The Bechstein’s bat (Myotis bechsteinii) about to disappear

Only since the research of BUND (Friends of the Earth Germany), the importance of the Hambach Forest is known as a habitat of the Bechstein’s bat (Myotis bechsteinii), which is strictly protected under Annex II and IV-FFH-RL. In North Rhine-Westphalia, the species is considered “seriously threatened”. Some presences are in mountainous regions and its peripheral areas. The flat country (eg the Rhenish lignite basin), only a few presences are proven. In all North Rhine-Westphalia, 8 nursery colonies and 2 important swarm colonies are known.
In the natural area around the Lower Rhine, only two nursery colonies of Bechstein’s bat are known so far: One in the Hambach Forest and the other in the nature reserve Steinheide, located near the same mine. However, social structure and space usage behaviour of female Bechstein’s bat breeding communities suggest that there are other nursery colonies, especially in the part of the Hambach Forest which is still standing and is characterized by a high proportion of old wood. However, these units will disappear in the future, since the forest will be completely destroyed for the lignite exploitation.
And even the area of refuge “Steinheide” will be disturbed by plans for the open pit mine, especially by the realignment of the motorway BAB 4. An expert’s report by the Institute for Zoology at the Friedrich-Alexander University Erlangen-Nuremberg, ordered by BUND, comes to the result that the realignment of the A4 will become a “mortal trap for the Bechstein’s bat.” Given the extraordinary importance of the its colony with regard to the protection of nature in the Steinheide area, the combination of damage caused by the realignment of the A4 is equivalent to not only a clearly increased risk of extinction, but even that the state of conservation of Bechstein’s bat in the natural area of the plain of the Lower Rhine and Cologne worsens so that the species will come to the brink of extinction in the complete natural area.

The Hazel Dormouse

DAS – report : Hazel Dormouse stops road construction (YouTube)

Wind power AND Nature conservation? That’s how it works! Dormouse’s nest can stop wind turbines. (YouTube)

Habitat is destroyed – monster excavator against dormice
RWE moves hundreds of the gentle rodents

Düren – Against excavators, even a strictly protected animal species is helpless: The dormouse has to disappear from the Hambach Forest!
The RWE lignite exploitation by destroys the natural habitat of this rodent – the forest will be cleared.
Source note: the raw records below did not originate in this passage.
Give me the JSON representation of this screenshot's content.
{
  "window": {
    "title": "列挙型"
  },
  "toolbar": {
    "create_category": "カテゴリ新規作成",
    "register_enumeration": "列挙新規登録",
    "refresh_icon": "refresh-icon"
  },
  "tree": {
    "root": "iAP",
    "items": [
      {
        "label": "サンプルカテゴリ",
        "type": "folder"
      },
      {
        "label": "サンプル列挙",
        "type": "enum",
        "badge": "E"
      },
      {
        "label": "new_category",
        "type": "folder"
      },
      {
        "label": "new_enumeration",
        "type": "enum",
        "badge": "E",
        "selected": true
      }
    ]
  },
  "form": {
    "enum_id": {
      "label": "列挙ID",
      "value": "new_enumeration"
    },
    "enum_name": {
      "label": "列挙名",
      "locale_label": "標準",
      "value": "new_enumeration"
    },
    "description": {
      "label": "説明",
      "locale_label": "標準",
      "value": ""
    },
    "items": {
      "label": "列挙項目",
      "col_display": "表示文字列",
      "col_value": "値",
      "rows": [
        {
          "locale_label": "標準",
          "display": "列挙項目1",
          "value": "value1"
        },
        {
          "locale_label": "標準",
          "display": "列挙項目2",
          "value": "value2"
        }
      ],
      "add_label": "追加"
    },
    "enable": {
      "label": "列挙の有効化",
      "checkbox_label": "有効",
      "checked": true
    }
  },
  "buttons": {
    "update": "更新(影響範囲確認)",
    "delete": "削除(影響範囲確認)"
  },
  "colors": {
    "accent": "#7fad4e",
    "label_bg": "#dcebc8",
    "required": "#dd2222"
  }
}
No more mouse!
Actually, the company wants to move the dormouse to the meadows at the edge of the Inde creek south of Aldenhoven. One hundred nesting boxes are hung from trees in the still actual habitat of the small gentle animals.
“The goal is that the dormice find shelter there and we carry them in the boxes to the prairies at the Inde creek. Here reign ideal conditions to found a new population”, said the spokesperson of RWE, Laura Hoeboer-Schneider.
Animal protectors think that the transfer will be the sentence to death for the population! “It is an illusion to assume that animals can be moved without damage,” said Dirk Jansen of BUND. “RWE removes the habitat for many protected and unprotected species and plays the creator. That will not work!”
It is an officially authorized offense of nature protection law. “In the meadows at the Inde prevail quite different conditions. It is doubtful whether there dormice will survive there”, Jansen said.